Researchers from the Corporate Executive Board analyzed results from multiple surveys that totaled over 7,000 consumers, as well as interview with hundreds of marketing experts and executives, trying to figure out what makes a product “stick”. They looked at over 40 variables, trying to figure out what is most important in the choice of one brand over others. The results, discussed in a recent Harvard Business Review article, may surprise you. The key wasn’t frequency of interaction with the brand, nor was it price, nor was it the consumer’s initial perception of the brand. In the end, the purchasing decisions are most influenced by which company makes the decision to purchase simple.
Just so this doesn’t get taken out of context, we’re not talking about making the purchase simple. Putting up big red flags that says “buy this here” isn’t going to help you. We’re talking about making the decision simple. As Spenner and Freeman describe it in the HBR article: “the ease with which consumers can gather trustworthy information about a product and confidently and efficiently weigh their purchase options.” The reason for this? In a new world of marketing flooded with choice, driven by content, and with staggering amounts of marketing messages, many customers are simply overloaded with information. They’ll reward the brand that best helps them make things simple again.

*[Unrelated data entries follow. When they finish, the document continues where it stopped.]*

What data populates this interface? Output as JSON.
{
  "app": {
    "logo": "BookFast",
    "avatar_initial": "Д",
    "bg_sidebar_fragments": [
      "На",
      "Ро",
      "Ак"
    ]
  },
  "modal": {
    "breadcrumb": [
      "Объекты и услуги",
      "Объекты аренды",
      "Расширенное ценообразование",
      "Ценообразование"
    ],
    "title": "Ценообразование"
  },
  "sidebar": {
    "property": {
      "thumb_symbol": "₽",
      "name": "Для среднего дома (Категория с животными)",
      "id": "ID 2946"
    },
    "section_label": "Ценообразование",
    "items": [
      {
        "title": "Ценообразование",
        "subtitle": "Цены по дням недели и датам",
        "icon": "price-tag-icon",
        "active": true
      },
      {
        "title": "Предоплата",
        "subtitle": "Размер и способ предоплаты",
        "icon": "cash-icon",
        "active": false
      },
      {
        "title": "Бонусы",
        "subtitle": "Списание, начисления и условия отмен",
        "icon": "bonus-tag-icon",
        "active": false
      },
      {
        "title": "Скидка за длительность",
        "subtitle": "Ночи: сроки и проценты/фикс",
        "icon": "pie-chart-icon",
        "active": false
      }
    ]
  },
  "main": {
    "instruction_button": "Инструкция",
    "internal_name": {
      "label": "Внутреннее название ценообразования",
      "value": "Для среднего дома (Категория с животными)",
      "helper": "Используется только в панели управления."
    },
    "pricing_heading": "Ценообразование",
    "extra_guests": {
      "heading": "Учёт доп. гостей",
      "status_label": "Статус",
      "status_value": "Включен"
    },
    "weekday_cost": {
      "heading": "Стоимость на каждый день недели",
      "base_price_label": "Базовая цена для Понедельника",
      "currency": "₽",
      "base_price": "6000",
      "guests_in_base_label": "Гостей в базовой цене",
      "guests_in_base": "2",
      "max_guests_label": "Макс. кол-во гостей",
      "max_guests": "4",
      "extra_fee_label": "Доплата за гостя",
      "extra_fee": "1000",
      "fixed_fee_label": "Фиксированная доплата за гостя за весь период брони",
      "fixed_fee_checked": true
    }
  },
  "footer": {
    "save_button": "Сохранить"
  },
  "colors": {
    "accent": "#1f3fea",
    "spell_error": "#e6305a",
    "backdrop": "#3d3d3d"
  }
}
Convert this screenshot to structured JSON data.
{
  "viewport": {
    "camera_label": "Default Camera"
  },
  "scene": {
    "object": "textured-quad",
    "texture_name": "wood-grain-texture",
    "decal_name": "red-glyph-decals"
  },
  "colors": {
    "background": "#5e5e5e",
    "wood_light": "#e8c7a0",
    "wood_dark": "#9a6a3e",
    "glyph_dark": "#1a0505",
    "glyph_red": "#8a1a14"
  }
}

How great is this effect? Spenner and Freeman created a “decision simplicity index” that graded brands on how easy it is to gather, navigate, and assess information about them. Those that scored in the top 25th percentile were 86% more likely to be purchased and 115% more likely to be recommended to others than those in the bottom 25th percentile. That is awfully dramatic.
Now all of this requires our usual grain of salt (I’m a scientist by training as well and as such am a naturally skeptical creature). These are general-purpose consumers that were studied and analyzed. The scientist is not the average consumer. The scientist is more skeptical, more analytical, and more capable of dealing with large amounts of information. However, even scientists will have a threshold at which an abundance of information will become too much information and the effect that decision simplicity has on the purchase decision will be significant. As the growth in the life sciences in general leads to the growth in life science tools, an abundance of options may eventually lead to information overload for all scientists, and those who simplify the decision making process will be rewarded.
Even now, however, life science marketers stand to benefit from making decision processes simple. We’ll be following this post up with another on how to simplify the purchase decision. Be sure to check back for more information.